Big Night for Landeskog and Sweden in Claiming NHL Awards

Mark BrownContributor IJune 22, 2012

Avs' Gabriel Landeskog took the Calder as rookie-of-the-year.
Avs' Gabriel Landeskog took the Calder as rookie-of-the-year.Bruce Bennett/Getty Images

Finally, recognition with hardware.

With a steady stream of players from Sweden into the NHL over the past few decades, the awards presentation at the Wynn Encore this week served to make an important point.

The viable, competitive level of Swedish players in the NHL seems to be nearly equal to that of North American and other European players. The collection of hardware Wednesday night appears to support that conclusion.

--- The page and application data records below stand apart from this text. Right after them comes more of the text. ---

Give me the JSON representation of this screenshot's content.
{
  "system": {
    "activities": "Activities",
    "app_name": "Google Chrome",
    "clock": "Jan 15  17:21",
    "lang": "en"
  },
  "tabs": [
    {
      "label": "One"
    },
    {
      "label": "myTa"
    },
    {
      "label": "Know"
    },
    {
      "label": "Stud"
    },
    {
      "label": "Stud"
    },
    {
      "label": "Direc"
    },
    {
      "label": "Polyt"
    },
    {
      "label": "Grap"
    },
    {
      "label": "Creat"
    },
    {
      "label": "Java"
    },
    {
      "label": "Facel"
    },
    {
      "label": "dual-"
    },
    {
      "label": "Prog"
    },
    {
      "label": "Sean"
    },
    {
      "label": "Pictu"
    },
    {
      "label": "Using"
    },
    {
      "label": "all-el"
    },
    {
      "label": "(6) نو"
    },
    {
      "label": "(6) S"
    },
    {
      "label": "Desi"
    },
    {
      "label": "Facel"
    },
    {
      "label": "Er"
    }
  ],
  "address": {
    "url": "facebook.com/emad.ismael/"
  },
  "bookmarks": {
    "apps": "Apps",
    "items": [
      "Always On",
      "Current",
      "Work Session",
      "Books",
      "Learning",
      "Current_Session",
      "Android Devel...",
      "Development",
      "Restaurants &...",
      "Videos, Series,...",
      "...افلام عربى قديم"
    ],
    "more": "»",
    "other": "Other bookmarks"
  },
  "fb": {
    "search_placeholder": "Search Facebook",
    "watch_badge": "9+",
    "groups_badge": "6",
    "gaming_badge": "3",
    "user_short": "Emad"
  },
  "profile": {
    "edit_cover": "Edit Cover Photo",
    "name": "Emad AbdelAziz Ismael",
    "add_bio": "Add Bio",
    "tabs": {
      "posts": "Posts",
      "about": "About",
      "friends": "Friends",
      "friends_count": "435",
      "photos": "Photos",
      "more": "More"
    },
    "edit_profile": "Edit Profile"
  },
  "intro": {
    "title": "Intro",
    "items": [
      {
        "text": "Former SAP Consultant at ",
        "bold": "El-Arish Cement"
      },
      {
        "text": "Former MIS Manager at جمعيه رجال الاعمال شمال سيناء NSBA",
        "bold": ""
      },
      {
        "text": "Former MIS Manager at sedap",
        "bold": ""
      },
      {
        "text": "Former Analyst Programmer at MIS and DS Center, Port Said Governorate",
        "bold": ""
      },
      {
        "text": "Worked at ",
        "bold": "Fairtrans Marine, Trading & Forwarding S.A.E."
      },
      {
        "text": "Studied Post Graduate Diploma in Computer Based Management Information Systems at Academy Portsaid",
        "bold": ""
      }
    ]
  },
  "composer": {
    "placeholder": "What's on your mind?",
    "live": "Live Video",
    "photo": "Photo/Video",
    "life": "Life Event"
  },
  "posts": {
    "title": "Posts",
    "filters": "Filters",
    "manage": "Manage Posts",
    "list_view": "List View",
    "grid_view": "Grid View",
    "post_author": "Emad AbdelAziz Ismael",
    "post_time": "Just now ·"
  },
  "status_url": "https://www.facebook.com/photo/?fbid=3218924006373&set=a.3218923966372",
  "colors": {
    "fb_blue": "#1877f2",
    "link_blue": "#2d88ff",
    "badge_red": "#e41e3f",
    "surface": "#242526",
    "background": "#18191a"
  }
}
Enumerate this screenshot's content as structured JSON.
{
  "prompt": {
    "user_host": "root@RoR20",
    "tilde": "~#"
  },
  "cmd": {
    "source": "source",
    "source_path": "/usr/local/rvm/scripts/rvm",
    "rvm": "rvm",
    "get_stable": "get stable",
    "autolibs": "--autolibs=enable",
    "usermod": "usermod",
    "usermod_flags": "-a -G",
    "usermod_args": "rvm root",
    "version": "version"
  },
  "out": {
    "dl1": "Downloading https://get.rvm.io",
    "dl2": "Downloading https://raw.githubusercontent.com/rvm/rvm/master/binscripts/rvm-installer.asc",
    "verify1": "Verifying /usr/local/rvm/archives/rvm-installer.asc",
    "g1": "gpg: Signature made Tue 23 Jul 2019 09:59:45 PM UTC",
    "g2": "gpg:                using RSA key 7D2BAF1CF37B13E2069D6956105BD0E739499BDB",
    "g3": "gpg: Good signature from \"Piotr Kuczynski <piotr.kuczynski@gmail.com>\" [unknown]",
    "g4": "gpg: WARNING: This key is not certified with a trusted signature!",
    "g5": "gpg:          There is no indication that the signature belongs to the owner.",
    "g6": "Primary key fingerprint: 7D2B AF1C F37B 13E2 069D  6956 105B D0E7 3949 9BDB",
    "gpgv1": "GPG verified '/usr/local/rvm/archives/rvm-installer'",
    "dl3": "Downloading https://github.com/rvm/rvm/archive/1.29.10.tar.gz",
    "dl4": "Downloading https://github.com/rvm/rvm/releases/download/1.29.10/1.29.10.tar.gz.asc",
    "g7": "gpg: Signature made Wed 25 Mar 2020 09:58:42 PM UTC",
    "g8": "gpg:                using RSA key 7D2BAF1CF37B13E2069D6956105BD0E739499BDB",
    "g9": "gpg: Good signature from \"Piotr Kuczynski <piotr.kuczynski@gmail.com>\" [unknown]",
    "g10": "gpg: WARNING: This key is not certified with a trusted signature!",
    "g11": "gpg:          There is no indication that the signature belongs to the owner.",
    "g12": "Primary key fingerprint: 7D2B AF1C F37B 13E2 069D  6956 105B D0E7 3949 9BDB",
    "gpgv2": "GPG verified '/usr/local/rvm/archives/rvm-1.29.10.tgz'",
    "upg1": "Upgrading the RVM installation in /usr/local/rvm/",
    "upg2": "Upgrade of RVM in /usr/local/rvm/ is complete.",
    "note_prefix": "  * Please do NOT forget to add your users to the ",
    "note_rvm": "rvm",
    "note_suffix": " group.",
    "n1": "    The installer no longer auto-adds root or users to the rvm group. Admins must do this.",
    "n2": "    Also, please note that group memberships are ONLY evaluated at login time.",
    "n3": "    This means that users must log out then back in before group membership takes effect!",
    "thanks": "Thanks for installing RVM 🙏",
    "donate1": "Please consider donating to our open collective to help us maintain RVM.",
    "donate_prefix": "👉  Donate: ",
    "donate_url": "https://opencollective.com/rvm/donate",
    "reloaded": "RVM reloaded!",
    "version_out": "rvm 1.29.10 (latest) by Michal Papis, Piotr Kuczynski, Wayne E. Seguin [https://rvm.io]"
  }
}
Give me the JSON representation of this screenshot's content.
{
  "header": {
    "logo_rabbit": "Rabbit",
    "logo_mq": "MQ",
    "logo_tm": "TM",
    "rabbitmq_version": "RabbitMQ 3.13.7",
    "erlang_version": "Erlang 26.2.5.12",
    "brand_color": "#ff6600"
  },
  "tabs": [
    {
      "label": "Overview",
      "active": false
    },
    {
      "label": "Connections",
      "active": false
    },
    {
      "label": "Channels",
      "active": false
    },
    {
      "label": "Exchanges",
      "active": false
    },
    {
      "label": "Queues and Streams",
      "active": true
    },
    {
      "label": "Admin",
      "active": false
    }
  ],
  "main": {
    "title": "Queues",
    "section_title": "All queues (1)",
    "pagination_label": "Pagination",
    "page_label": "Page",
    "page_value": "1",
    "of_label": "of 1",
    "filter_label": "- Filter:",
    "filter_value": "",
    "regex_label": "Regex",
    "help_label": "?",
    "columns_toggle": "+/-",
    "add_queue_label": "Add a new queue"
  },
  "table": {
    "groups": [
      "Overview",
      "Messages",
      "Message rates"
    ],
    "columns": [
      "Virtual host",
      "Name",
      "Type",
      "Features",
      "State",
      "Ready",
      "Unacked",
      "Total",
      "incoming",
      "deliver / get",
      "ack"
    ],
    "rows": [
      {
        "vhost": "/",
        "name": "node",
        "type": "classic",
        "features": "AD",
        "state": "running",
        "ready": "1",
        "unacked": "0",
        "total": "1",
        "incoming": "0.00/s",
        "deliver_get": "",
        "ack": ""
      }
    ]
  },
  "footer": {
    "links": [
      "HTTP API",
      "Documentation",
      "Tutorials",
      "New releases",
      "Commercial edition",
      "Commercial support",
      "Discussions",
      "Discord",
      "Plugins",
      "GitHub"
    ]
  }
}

After four natives of Sweden captured one-quarter of the awards Wednesday night, the achievements are considered valuable simply by the level of players who took home honors.

“It’s great to follow many from my country who came before me,” said the Avs’ Gabriel Landeskog, who won the Calder Memorial Trophy as the NHL’s rookie of the year. “Peter Forsberg was my hero growing up and we all saw what he achieved in the NHL. This is a great honor and it’s tough to describe how I feel right now.”

While Landeskog, a native of Stockholm, nearly put Colorado in the playoffs this past season, he clearly rewarded the Avs management for making him the club’s first pick and second overall in last year's draft. In leading the Avs in goals with 22 (30 assists, 52 points). Landeskog was the only Colorado player to appear in all 82 games and finished third in team scoring behind Ryan O’Reilly (18-37, 55), and Paul Stasny (21-32, 53).


The Rangers' Henrik Lundqvist captured the Vezina.
The Rangers' Henrik Lundqvist captured the Vezina.Paul Bereswill/Getty Images

Landeskog, who will not be 20 until this November, joined fellow countrymen in collecting a quarter of the hardware distributed Wednesday night.

At center stage, Erik Karlsson (Landsbro, Sweden) of Ottawa took the Norris Trophy as the best defenseman, Henrik Lundqvist (Are, Sweden) of the Rangers captured the Vezina as the best goalie and Daniel Alfredsson (Gothenburg, Sweden) of the Sens took the King Clancy Award for leadership quality.

In finishing second in the 1980 Norris balloting, defenseman Borje Salming of the Leafs proceeded Pelle Lindbergh, a fellow Swede, of the Flyers, who won the Vezina in 1985.

Now, Fins and Swedes represent an important component of nearly every NHL team, and contributions come from goalie Pekka Rinne (Kempele, Finland) of Nashville, to Teemu Selanne (Helsinki, Finland) of the Ducks, to Kimmo Timomen (Kuopio, Finland) of the Flyers, and noted players from the Czech Republic, including David Krejci (Sternberk, Czech Republic) of the Bruins to Radim Vrbata (Miada Boleslac, Czech Republic) of the Coyotes and Marian Gaborik (Trencin, Czech Republic) of the Rangers.

Despite players having considerable input with their respective teams, the universal factors of motivation, desire and commitment remain paramount.

“It comes down to how much you’re willing to work for it,” said Lundqvist in talking to reporters after accepting the Vezina.” Sure, winning this award is terrific, but you can’t win anything like this without assistance. To produce at a high level, you need good players around you.”

Now with another set of awards and trophies in the books, the quest for Karlsson to repeat as the Norris winner, Lundqvist ditto for the Vezina, and all the other hardware out there for grabs begins in earnest in just a few months.



Mark Brown is a Featured Columnist for Bleacher Report. Unless otherwise noted, all quotes were obtained first-hand.